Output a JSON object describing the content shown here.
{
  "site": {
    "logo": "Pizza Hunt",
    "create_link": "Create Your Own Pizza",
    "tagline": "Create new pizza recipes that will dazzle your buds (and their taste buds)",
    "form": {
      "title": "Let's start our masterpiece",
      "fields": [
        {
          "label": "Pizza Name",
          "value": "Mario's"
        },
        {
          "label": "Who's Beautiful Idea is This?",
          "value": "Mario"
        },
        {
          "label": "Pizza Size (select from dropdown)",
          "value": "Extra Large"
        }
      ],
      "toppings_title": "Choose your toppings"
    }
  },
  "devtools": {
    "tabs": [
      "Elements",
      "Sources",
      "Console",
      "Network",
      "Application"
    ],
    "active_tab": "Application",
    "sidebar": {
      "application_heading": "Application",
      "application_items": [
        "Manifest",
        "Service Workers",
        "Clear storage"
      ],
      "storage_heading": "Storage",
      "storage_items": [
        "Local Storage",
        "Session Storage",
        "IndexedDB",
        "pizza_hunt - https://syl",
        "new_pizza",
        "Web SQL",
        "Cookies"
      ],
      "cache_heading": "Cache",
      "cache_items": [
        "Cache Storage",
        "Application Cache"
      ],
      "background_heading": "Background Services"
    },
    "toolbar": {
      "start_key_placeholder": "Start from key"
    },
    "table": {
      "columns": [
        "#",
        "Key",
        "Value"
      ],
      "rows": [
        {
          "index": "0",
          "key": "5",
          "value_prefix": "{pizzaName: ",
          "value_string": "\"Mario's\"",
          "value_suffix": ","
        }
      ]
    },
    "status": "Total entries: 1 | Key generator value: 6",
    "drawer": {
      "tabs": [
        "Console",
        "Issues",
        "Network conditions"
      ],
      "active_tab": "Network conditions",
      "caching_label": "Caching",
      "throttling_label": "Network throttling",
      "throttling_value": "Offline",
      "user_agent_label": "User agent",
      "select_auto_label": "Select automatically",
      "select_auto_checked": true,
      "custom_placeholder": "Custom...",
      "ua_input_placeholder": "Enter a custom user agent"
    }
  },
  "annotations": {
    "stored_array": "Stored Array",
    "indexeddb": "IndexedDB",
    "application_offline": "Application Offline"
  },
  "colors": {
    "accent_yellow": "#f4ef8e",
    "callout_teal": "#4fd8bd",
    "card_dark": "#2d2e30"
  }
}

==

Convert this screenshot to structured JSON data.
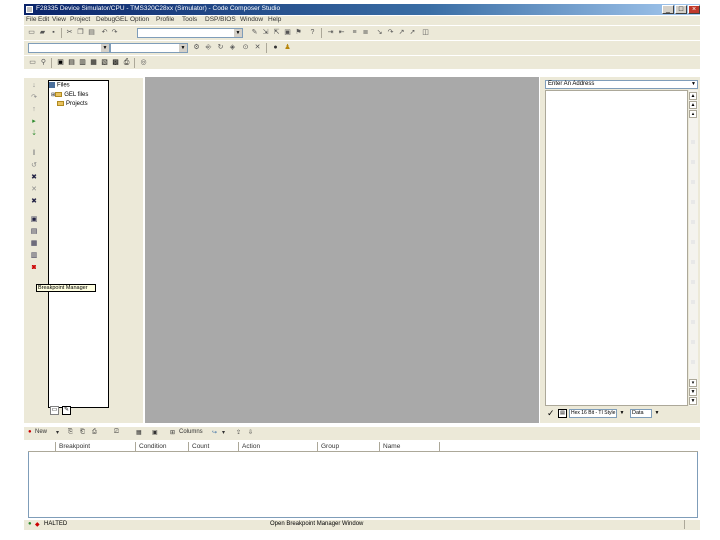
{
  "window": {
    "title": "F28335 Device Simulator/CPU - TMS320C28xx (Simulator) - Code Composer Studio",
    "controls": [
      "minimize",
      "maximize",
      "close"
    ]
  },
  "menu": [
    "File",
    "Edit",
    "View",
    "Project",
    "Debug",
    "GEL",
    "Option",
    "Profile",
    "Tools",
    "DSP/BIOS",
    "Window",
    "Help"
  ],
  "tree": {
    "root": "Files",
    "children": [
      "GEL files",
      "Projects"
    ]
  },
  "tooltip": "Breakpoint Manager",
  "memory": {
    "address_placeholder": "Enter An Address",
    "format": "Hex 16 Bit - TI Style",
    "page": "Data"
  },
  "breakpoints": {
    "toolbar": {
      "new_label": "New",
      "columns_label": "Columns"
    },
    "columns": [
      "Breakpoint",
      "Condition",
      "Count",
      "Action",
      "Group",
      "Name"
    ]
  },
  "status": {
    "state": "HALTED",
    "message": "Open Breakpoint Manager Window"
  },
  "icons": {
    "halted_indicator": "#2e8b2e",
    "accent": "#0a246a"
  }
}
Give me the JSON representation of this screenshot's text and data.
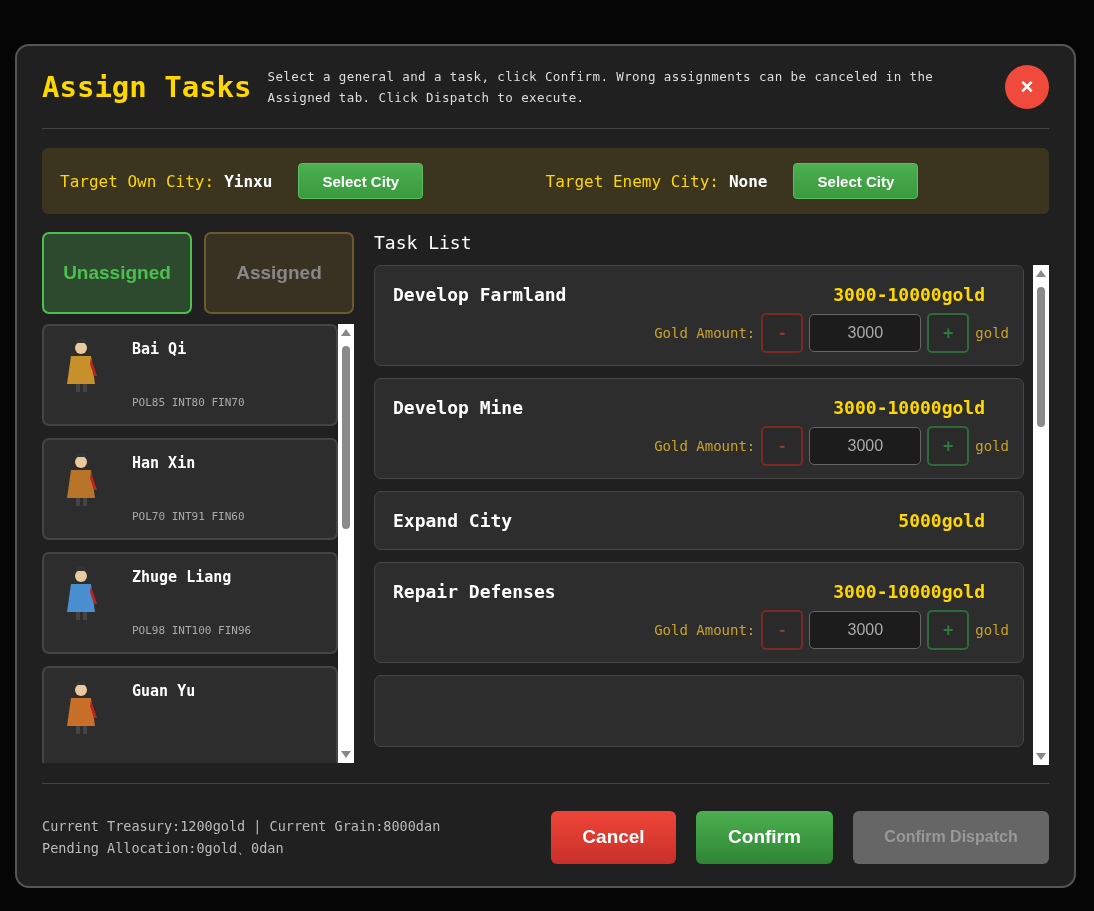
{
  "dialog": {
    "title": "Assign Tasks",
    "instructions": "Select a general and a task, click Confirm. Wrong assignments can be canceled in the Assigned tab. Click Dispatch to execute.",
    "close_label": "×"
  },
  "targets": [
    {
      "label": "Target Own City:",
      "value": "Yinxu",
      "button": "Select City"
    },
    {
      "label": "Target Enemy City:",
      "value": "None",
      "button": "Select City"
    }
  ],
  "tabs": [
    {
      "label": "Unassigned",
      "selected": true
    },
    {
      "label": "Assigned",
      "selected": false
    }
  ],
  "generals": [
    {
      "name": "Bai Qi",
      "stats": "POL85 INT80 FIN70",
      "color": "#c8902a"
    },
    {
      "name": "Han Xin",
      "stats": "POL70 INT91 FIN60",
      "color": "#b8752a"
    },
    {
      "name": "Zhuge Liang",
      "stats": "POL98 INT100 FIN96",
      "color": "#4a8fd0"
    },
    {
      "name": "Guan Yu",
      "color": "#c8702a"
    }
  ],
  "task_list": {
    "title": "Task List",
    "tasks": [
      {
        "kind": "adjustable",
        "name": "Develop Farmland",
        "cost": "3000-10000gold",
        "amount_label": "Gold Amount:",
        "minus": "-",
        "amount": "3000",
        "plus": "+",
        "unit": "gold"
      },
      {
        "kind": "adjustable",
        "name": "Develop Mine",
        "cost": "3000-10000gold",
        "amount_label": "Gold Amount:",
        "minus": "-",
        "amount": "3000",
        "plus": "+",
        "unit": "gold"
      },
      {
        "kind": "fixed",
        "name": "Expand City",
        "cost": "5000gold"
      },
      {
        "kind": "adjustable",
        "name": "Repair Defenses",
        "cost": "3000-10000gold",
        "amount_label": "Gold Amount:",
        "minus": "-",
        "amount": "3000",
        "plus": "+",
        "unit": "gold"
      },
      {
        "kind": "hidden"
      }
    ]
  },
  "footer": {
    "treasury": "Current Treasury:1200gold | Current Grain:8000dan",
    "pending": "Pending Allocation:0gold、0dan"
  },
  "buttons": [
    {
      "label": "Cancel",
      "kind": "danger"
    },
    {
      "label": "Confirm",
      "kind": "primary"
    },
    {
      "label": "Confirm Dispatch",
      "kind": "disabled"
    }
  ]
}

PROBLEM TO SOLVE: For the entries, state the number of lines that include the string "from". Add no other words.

SOLVED PROBLEM: 2